* **WHAT YOU NEED TO DO**
Using the records below, please work out how many lines contain "Engineering"; answer with the number alone.

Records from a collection
..........

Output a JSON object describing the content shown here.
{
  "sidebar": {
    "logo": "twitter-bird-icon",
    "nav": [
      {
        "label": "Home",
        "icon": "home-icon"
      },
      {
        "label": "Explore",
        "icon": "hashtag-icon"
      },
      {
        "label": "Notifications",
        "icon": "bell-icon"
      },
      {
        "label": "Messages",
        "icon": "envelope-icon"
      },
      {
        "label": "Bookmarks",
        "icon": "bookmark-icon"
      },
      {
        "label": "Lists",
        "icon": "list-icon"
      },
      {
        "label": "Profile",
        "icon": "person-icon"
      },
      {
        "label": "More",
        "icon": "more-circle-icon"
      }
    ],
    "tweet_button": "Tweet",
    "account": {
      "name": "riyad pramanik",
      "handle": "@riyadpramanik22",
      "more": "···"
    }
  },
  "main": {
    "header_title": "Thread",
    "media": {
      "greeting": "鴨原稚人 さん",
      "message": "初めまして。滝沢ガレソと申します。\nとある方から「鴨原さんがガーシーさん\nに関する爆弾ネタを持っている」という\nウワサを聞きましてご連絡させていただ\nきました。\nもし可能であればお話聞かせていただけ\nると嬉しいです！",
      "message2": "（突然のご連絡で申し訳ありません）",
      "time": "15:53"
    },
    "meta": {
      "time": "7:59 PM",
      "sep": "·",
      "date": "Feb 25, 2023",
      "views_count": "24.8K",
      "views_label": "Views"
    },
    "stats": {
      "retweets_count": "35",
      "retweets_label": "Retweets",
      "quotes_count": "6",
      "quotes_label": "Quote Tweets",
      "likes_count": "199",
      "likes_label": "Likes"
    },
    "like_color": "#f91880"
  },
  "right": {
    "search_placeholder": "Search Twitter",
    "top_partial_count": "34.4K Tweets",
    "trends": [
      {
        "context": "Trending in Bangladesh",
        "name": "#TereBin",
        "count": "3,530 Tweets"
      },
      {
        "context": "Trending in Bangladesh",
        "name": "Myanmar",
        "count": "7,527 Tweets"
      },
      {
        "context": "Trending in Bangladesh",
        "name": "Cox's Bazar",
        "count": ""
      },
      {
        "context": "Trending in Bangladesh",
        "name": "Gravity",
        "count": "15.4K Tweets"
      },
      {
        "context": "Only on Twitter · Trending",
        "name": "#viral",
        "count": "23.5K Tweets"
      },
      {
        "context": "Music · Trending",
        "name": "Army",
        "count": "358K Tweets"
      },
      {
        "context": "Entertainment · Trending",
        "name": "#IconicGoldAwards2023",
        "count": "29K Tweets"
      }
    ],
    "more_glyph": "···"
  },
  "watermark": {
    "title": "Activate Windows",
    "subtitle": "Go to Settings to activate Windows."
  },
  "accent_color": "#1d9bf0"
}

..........

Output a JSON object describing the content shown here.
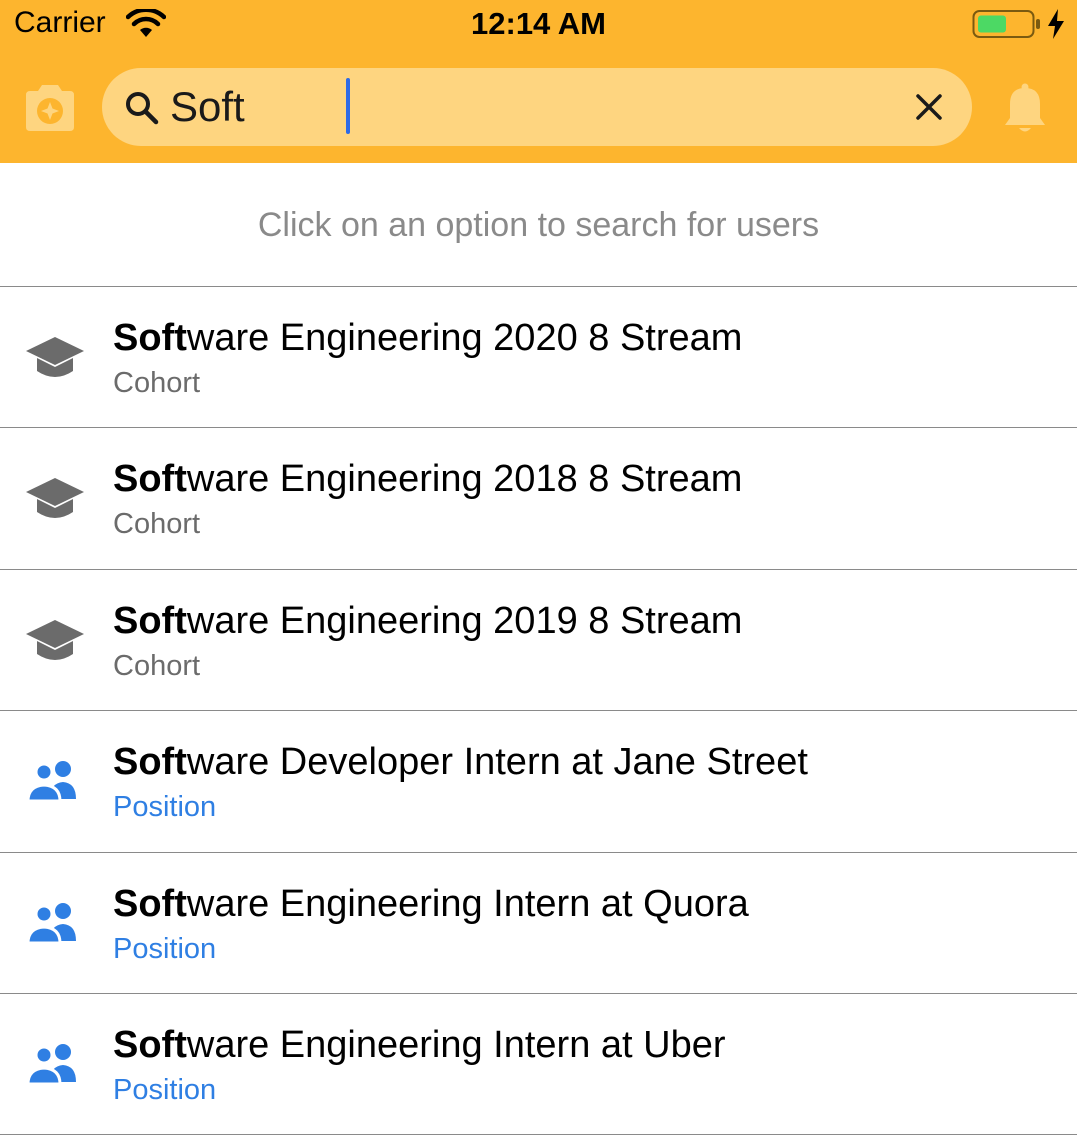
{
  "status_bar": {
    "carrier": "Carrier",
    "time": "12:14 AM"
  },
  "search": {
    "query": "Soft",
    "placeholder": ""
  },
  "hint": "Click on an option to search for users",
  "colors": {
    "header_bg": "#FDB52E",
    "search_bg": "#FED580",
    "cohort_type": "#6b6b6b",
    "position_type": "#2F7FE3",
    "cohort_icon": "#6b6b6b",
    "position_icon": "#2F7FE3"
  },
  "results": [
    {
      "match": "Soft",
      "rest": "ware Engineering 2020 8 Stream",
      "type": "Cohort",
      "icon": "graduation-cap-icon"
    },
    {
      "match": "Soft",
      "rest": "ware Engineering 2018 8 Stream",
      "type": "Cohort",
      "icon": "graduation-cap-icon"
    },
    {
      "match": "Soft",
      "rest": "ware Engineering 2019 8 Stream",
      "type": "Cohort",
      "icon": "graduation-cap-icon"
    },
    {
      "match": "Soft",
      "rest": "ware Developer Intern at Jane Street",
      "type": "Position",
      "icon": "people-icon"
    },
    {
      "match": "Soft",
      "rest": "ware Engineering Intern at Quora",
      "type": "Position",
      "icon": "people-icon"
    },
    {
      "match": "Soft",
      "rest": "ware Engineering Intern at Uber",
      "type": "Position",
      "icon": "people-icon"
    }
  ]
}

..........

* **ANSWER TO THIS EXERCISE**
5